## Records provided
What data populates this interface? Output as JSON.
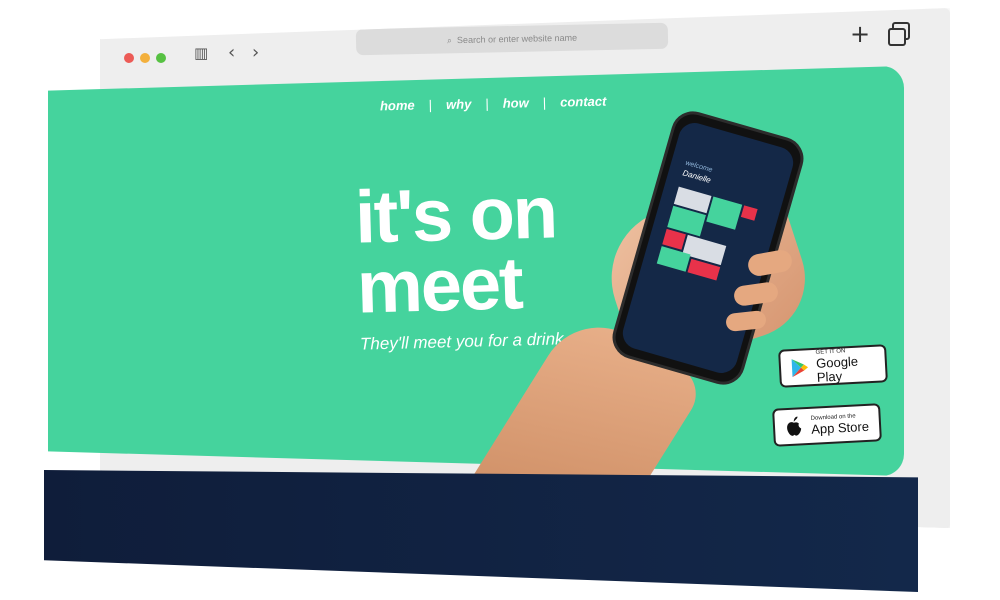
{
  "browser": {
    "address_bar": {
      "placeholder": "Search or enter website name"
    },
    "icons": {
      "sidebar": "sidebar-icon",
      "back": "chevron-left-icon",
      "forward": "chevron-right-icon",
      "new_tab": "plus-icon",
      "tabs": "tabs-icon"
    }
  },
  "nav": {
    "items": [
      {
        "label": "home"
      },
      {
        "label": "why"
      },
      {
        "label": "how"
      },
      {
        "label": "contact"
      }
    ],
    "separator": "|"
  },
  "hero": {
    "headline_line1": "it's on",
    "headline_line2": "meet",
    "tagline": "They'll meet you for a drink"
  },
  "phone": {
    "welcome": "welcome",
    "name": "Danielle"
  },
  "badges": {
    "google_play": {
      "small": "GET IT ON",
      "big": "Google Play"
    },
    "app_store": {
      "small": "Download on the",
      "big": "App Store"
    }
  },
  "colors": {
    "hero_green": "#45d39d",
    "footer_navy": "#13284a",
    "accent_red": "#e8324a",
    "text_white": "#ffffff"
  }
}
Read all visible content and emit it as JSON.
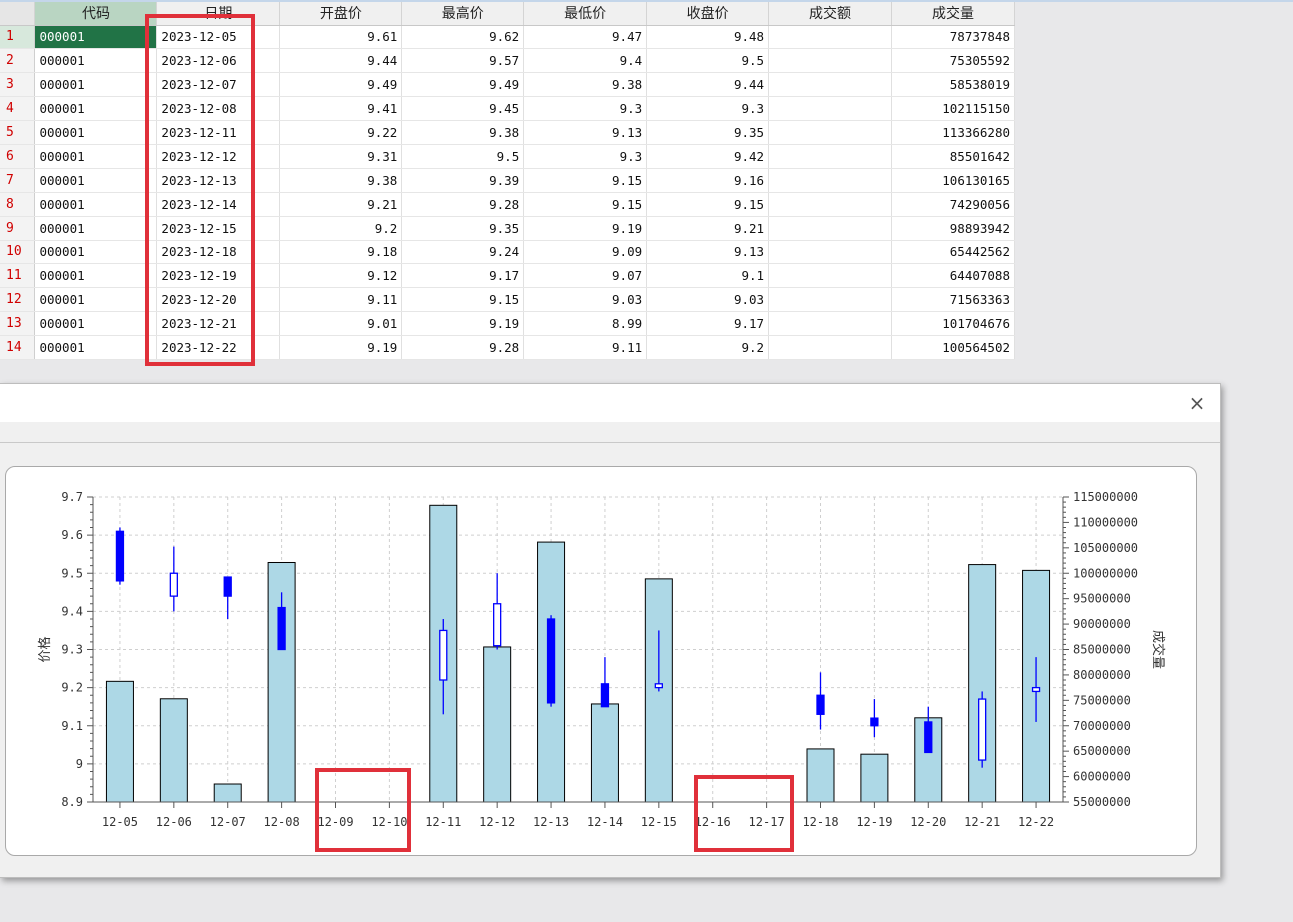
{
  "sheet": {
    "headers": [
      "代码",
      "日期",
      "开盘价",
      "最高价",
      "最低价",
      "收盘价",
      "成交额",
      "成交量"
    ],
    "rows": [
      {
        "n": "1",
        "code": "000001",
        "date": "2023-12-05",
        "open": "9.61",
        "high": "9.62",
        "low": "9.47",
        "close": "9.48",
        "amount": "",
        "volume": "78737848"
      },
      {
        "n": "2",
        "code": "000001",
        "date": "2023-12-06",
        "open": "9.44",
        "high": "9.57",
        "low": "9.4",
        "close": "9.5",
        "amount": "",
        "volume": "75305592"
      },
      {
        "n": "3",
        "code": "000001",
        "date": "2023-12-07",
        "open": "9.49",
        "high": "9.49",
        "low": "9.38",
        "close": "9.44",
        "amount": "",
        "volume": "58538019"
      },
      {
        "n": "4",
        "code": "000001",
        "date": "2023-12-08",
        "open": "9.41",
        "high": "9.45",
        "low": "9.3",
        "close": "9.3",
        "amount": "",
        "volume": "102115150"
      },
      {
        "n": "5",
        "code": "000001",
        "date": "2023-12-11",
        "open": "9.22",
        "high": "9.38",
        "low": "9.13",
        "close": "9.35",
        "amount": "",
        "volume": "113366280"
      },
      {
        "n": "6",
        "code": "000001",
        "date": "2023-12-12",
        "open": "9.31",
        "high": "9.5",
        "low": "9.3",
        "close": "9.42",
        "amount": "",
        "volume": "85501642"
      },
      {
        "n": "7",
        "code": "000001",
        "date": "2023-12-13",
        "open": "9.38",
        "high": "9.39",
        "low": "9.15",
        "close": "9.16",
        "amount": "",
        "volume": "106130165"
      },
      {
        "n": "8",
        "code": "000001",
        "date": "2023-12-14",
        "open": "9.21",
        "high": "9.28",
        "low": "9.15",
        "close": "9.15",
        "amount": "",
        "volume": "74290056"
      },
      {
        "n": "9",
        "code": "000001",
        "date": "2023-12-15",
        "open": "9.2",
        "high": "9.35",
        "low": "9.19",
        "close": "9.21",
        "amount": "",
        "volume": "98893942"
      },
      {
        "n": "10",
        "code": "000001",
        "date": "2023-12-18",
        "open": "9.18",
        "high": "9.24",
        "low": "9.09",
        "close": "9.13",
        "amount": "",
        "volume": "65442562"
      },
      {
        "n": "11",
        "code": "000001",
        "date": "2023-12-19",
        "open": "9.12",
        "high": "9.17",
        "low": "9.07",
        "close": "9.1",
        "amount": "",
        "volume": "64407088"
      },
      {
        "n": "12",
        "code": "000001",
        "date": "2023-12-20",
        "open": "9.11",
        "high": "9.15",
        "low": "9.03",
        "close": "9.03",
        "amount": "",
        "volume": "71563363"
      },
      {
        "n": "13",
        "code": "000001",
        "date": "2023-12-21",
        "open": "9.01",
        "high": "9.19",
        "low": "8.99",
        "close": "9.17",
        "amount": "",
        "volume": "101704676"
      },
      {
        "n": "14",
        "code": "000001",
        "date": "2023-12-22",
        "open": "9.19",
        "high": "9.28",
        "low": "9.11",
        "close": "9.2",
        "amount": "",
        "volume": "100564502"
      }
    ]
  },
  "dialog": {
    "close_icon": "close-icon",
    "close_glyph": "×"
  },
  "colors": {
    "candle": "#0000ff",
    "volume_bar": "#add8e6",
    "highlight_box": "#e0303a",
    "selected_cell": "#217346",
    "row_number": "#d00000"
  },
  "chart_data": {
    "type": "bar",
    "title": "",
    "xlabel": "",
    "ylabel": "价格",
    "y2label": "成交量",
    "categories": [
      "12-05",
      "12-06",
      "12-07",
      "12-08",
      "12-09",
      "12-10",
      "12-11",
      "12-12",
      "12-13",
      "12-14",
      "12-15",
      "12-16",
      "12-17",
      "12-18",
      "12-19",
      "12-20",
      "12-21",
      "12-22"
    ],
    "ylim": [
      8.9,
      9.7
    ],
    "y2lim": [
      55000000,
      115000000
    ],
    "yticks": [
      "8.9",
      "9",
      "9.1",
      "9.2",
      "9.3",
      "9.4",
      "9.5",
      "9.6",
      "9.7"
    ],
    "y2ticks": [
      "55000000",
      "60000000",
      "65000000",
      "70000000",
      "75000000",
      "80000000",
      "85000000",
      "90000000",
      "95000000",
      "100000000",
      "105000000",
      "110000000",
      "115000000"
    ],
    "grid": true,
    "series": [
      {
        "type": "candlestick",
        "ohlc": [
          [
            9.61,
            9.62,
            9.47,
            9.48
          ],
          [
            9.44,
            9.57,
            9.4,
            9.5
          ],
          [
            9.49,
            9.49,
            9.38,
            9.44
          ],
          [
            9.41,
            9.45,
            9.3,
            9.3
          ],
          null,
          null,
          [
            9.22,
            9.38,
            9.13,
            9.35
          ],
          [
            9.31,
            9.5,
            9.3,
            9.42
          ],
          [
            9.38,
            9.39,
            9.15,
            9.16
          ],
          [
            9.21,
            9.28,
            9.15,
            9.15
          ],
          [
            9.2,
            9.35,
            9.19,
            9.21
          ],
          null,
          null,
          [
            9.18,
            9.24,
            9.09,
            9.13
          ],
          [
            9.12,
            9.17,
            9.07,
            9.1
          ],
          [
            9.11,
            9.15,
            9.03,
            9.03
          ],
          [
            9.01,
            9.19,
            8.99,
            9.17
          ],
          [
            9.19,
            9.28,
            9.11,
            9.2
          ]
        ]
      },
      {
        "type": "bar",
        "axis": "right",
        "values": [
          78737848,
          75305592,
          58538019,
          102115150,
          null,
          null,
          113366280,
          85501642,
          106130165,
          74290056,
          98893942,
          null,
          null,
          65442562,
          64407088,
          71563363,
          101704676,
          100564502
        ]
      }
    ]
  }
}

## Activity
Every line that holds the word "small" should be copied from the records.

## The answer
      "small": "GET IT ON",
      "small": "Download on the",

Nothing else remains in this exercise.